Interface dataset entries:

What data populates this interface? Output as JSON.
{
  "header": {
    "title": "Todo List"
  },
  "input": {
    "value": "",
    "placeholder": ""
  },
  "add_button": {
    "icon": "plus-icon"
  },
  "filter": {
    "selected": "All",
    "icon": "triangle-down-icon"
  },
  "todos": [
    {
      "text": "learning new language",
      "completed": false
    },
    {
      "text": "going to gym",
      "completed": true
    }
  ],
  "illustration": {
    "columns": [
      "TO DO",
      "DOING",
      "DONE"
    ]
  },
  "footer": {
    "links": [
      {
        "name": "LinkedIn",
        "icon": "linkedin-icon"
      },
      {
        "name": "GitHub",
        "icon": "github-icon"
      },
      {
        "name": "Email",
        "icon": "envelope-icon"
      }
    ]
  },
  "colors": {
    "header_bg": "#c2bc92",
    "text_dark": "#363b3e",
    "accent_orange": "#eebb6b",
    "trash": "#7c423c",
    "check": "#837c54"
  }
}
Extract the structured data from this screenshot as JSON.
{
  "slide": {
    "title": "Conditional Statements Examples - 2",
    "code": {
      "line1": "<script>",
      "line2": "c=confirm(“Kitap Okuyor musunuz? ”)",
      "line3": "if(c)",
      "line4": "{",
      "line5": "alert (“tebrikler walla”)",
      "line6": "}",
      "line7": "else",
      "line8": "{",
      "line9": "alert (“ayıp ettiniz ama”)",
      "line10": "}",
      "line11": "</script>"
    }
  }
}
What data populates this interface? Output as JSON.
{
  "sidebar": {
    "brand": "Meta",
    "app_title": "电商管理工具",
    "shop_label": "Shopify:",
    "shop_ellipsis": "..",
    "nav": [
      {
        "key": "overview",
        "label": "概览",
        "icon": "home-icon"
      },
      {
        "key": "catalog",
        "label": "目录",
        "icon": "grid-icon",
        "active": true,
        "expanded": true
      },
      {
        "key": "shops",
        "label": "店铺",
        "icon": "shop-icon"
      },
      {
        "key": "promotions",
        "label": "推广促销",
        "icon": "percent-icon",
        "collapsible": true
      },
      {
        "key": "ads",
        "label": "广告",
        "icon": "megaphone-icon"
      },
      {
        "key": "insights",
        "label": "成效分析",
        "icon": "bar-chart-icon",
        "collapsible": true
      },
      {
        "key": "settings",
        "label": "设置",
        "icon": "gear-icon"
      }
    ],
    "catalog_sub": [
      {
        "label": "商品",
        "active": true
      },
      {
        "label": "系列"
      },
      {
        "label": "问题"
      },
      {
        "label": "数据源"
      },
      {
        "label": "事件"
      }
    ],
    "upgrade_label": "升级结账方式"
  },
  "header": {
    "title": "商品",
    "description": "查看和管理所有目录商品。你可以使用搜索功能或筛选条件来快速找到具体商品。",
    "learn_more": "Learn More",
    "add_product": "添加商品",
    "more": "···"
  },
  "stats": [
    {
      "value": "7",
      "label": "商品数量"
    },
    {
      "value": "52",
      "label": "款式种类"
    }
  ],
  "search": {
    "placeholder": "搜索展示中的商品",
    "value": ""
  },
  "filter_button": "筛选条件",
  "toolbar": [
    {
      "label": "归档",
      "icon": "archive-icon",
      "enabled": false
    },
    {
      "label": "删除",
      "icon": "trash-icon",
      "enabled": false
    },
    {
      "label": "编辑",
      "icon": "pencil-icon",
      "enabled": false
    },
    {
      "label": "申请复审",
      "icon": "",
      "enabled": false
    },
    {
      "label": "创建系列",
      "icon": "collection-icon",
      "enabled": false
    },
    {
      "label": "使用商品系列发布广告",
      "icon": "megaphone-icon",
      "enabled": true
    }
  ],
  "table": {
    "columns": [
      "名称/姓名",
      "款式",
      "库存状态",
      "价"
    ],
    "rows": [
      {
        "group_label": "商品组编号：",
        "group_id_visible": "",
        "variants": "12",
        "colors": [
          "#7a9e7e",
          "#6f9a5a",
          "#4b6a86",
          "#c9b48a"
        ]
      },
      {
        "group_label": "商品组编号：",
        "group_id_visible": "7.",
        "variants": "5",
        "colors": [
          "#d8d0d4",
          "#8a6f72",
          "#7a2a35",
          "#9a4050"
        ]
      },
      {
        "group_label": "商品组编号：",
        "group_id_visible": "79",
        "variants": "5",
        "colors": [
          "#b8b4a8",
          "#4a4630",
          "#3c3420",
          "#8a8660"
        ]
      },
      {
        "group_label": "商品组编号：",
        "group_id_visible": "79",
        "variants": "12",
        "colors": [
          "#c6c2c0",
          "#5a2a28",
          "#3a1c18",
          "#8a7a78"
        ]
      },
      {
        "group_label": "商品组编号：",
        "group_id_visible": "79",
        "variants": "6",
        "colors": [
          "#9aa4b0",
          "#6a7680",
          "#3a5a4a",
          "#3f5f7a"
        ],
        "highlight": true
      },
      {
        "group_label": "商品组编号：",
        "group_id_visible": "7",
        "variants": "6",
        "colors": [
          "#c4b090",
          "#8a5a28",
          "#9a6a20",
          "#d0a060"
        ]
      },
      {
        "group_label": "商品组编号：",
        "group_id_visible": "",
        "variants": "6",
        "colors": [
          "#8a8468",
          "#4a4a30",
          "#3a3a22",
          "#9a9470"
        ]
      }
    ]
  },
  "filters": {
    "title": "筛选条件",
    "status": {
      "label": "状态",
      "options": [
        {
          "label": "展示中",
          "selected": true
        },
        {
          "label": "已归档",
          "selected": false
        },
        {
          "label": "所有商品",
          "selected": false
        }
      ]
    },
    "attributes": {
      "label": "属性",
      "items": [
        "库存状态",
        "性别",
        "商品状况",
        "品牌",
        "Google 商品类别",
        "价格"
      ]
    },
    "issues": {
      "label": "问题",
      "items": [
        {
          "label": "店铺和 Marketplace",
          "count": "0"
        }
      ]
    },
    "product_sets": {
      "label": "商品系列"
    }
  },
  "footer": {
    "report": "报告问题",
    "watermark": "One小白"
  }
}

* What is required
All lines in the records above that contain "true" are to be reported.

* Exercise answer
      "completed": true
        "active": true,
        "expanded": true
        "collapsible": true
        "collapsible": true
        "active": true
      "enabled": true
        "highlight": true
          "selected": true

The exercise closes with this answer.